And the width will be a problem, especially at this (cough) bus stop bypass.
Apparently the path will be three metres wide, but it doesn’t look like that at the location above, and in other places the usable width will be reduced by the path running alongside walls and fencing.
Don’t get me wrong – it’s good that this path is being built, and that the council is (starting) to engage with design for cycling. The problem is that, going by the design of this path where it actually has to deal with difficulties – like crossing side roads, dealing with roundabouts, bus stops, and so on – there is a serious lack of knowledge and experience about best practice. This is largely the fault of central government, which continues to fail to lead on infrastructure, providing clear guidance to local authorities to West Sussex on how to design properly. It shouldn’t cost any more to do things properly, yet we continue to see the same mistakes.
This tweet from Thames Valley Police in Windsor has attracted a fair amount of derision.
— TVP Windsor (@TVP_Windsor) September 28, 2016

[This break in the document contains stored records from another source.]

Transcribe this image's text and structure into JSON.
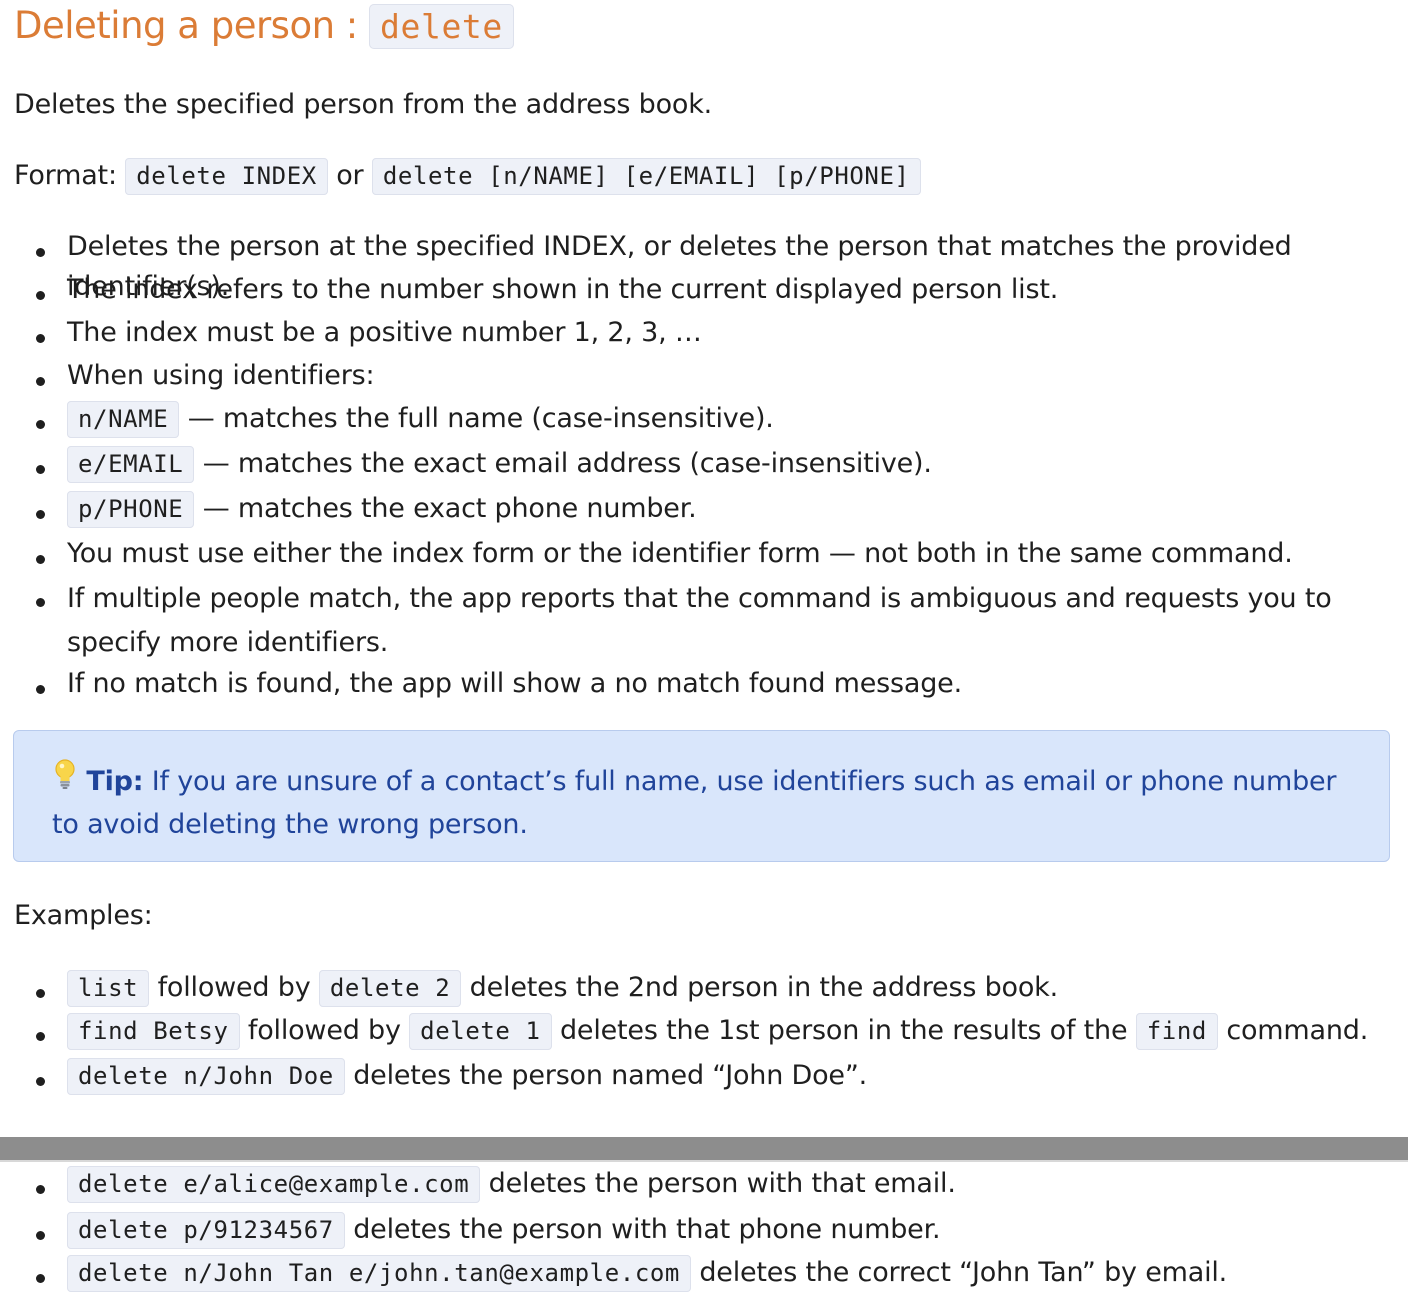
{
  "heading": {
    "text": "Deleting a person :",
    "command": "delete"
  },
  "description": "Deletes the specified person from the address book.",
  "format": {
    "label": "Format:",
    "code1": "delete INDEX",
    "connector": "or",
    "code2": "delete [n/NAME] [e/EMAIL] [p/PHONE]"
  },
  "rules": [
    "Deletes the person at the specified INDEX, or deletes the person that matches the provided identifier(s).",
    "The index refers to the number shown in the current displayed person list.",
    "The index must be a positive number 1, 2, 3, …",
    "When using identifiers:",
    {
      "code": "n/NAME",
      "text": "— matches the full name (case-insensitive)."
    },
    {
      "code": "e/EMAIL",
      "text": "— matches the exact email address (case-insensitive)."
    },
    {
      "code": "p/PHONE",
      "text": "— matches the exact phone number."
    },
    "You must use either the index form or the identifier form — not both in the same command.",
    "If multiple people match, the app reports that the command is ambiguous and requests you to specify more identifiers.",
    "If no match is found, the app will show a no match found message."
  ],
  "tip": {
    "icon": "lightbulb-icon",
    "label": "Tip:",
    "text": "If you are unsure of a contact’s full name, use identifiers such as email or phone number to avoid deleting the wrong person."
  },
  "examples_label": "Examples:",
  "examples": [
    {
      "c1": "list",
      "t1": "followed by",
      "c2": "delete 2",
      "t2": "deletes the 2nd person in the address book."
    },
    {
      "c1": "find Betsy",
      "t1": "followed by",
      "c2": "delete 1",
      "t2": "deletes the 1st person in the results of the",
      "c3": "find",
      "t3": "command."
    },
    {
      "c1": "delete n/John Doe",
      "t1": "deletes the person named “John Doe”."
    }
  ],
  "examples_more": [
    {
      "c1": "delete e/alice@example.com",
      "t1": "deletes the person with that email."
    },
    {
      "c1": "delete p/91234567",
      "t1": "deletes the person with that phone number."
    },
    {
      "c1": "delete n/John Tan e/john.tan@example.com",
      "t1": "deletes the correct “John Tan” by email."
    }
  ],
  "colors": {
    "heading": "#db7c36",
    "tip_background": "#d9e6fb",
    "tip_text": "#20449a"
  }
}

Principally because what the police are ‘enforcing’ is, well, unenforceable – it’s simply an advisory dismount sign, rather than an actual restriction – but also because it’s not a particularly sensible use of resources. Lots of people complaining about something will obviously not necessarily equate to something that is an objectively high priority in terms of keeping people safe.
But the context of this ‘dismount’ sign is revealing (and thanks to @ChrisC_CFC for spotting the location). It’s Maidenhead Road in Windsor. What is immediately apparent is that all the footways along this road are shared use. The footway on the approach to the barrier where the policeman is standing is shared use –

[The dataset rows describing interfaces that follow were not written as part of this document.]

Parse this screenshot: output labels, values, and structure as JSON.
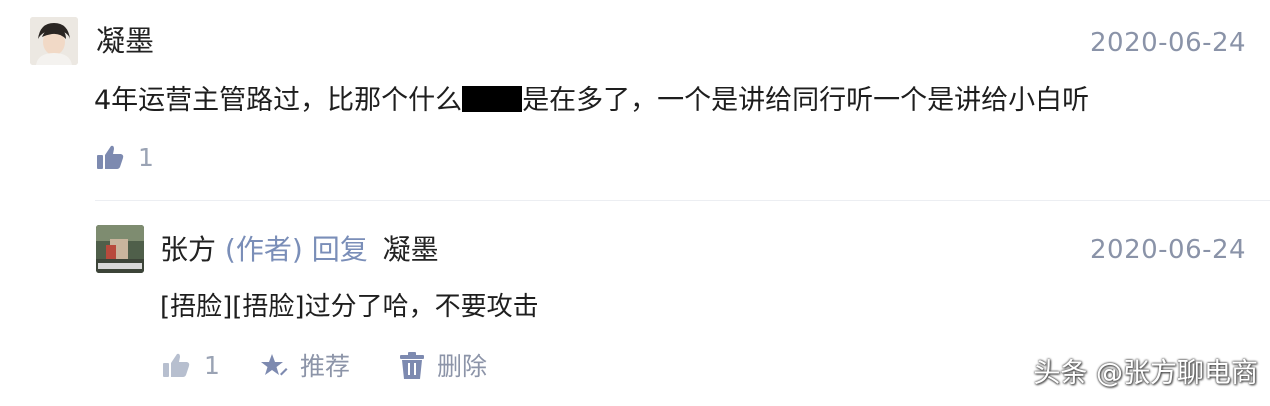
{
  "comment": {
    "author": "凝墨",
    "date": "2020-06-24",
    "text_before": "4年运营主管路过，比那个什么",
    "text_after": "是在多了，一个是讲给同行听一个是讲给小白听",
    "likes": "1",
    "icons": {
      "like": "thumbs-up-icon"
    }
  },
  "reply": {
    "author": "张方",
    "author_tag": "(作者)",
    "reply_word": "回复",
    "reply_to": "凝墨",
    "date": "2020-06-24",
    "text": "[捂脸][捂脸]过分了哈，不要攻击",
    "likes": "1",
    "recommend_label": "推荐",
    "delete_label": "删除",
    "icons": {
      "like": "thumbs-up-icon",
      "recommend": "star-pen-icon",
      "delete": "trash-icon"
    }
  },
  "watermark": "头条 @张方聊电商",
  "colors": {
    "meta_gray": "#8a93a8",
    "author_blue": "#7a8eb8",
    "text": "#1e1e1e"
  }
}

The footway on the other approach to the other side of this section of footway is also shared use –
And the fairly narrow footway on the other side of the road is also shared use (although this appears to have recently been widened, perhaps in an attempt to ‘encourage’ people to cycle on the footway on this side of the road) –

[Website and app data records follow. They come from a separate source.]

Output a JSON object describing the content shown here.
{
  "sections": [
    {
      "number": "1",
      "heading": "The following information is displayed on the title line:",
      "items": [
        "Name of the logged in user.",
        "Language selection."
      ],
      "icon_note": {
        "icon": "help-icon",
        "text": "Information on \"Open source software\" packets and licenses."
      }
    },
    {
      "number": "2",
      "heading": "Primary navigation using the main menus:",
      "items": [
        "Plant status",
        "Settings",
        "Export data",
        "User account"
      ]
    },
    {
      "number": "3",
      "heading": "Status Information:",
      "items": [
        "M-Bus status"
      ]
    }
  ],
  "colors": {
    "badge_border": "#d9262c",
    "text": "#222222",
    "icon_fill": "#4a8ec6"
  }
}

… And, as far as I can tell, the footway between the barriers is also shared use, despite the signs advising people to dismount.
So, as usual, the picture is one of inconsistency. Councils are happy to lump cycling onto the pavement with pedestrians where they can get away with it – it’s a nice easy option that doesn’t involve making difficult choices about allocation of urban space. But of course that decision will also bring people walking and cycling into conflict with one another, particularly in busier locations.
The ‘solution’ here in Windsor seems to have been to put up some barriers and an advisory sign in the hope that people will get off and walk for two hundred metres. Obviously people won’t do that – why would they, when they have been legally cycling on footways either side – so naturally the police have been called out to ‘enforce’ dismounting ‘advise’ people to dismount.
All in all, it’s pretty dismal. If you push people walking and cycling into the same relatively small portion of urban space, you shouldn’t be surprised when conflict arises; nor should you be surprised that people are unwilling to choose to dismount on one section of footway when you have legalised it on other sections.
The responsibility for all these problems lies with the council. Looking at the photos of the road above, there really is an enormous amount of roadspace here that could be repurposed, if we were actually serious about prioritising walking and cycling, and reducing conflict between the two modes on a permanent basis.
It wouldn’t even have to be particularly expensive. The central hatching could be removed, the parking bays moved out by an equivalent distance, and – hey presto – a parking-protected cycle lane, separate from the footway, would spring into existence.
No more pavement cycling; no more dismount signs required; no more wasted police resources; no more embarrassing photo opportunities.
How about it?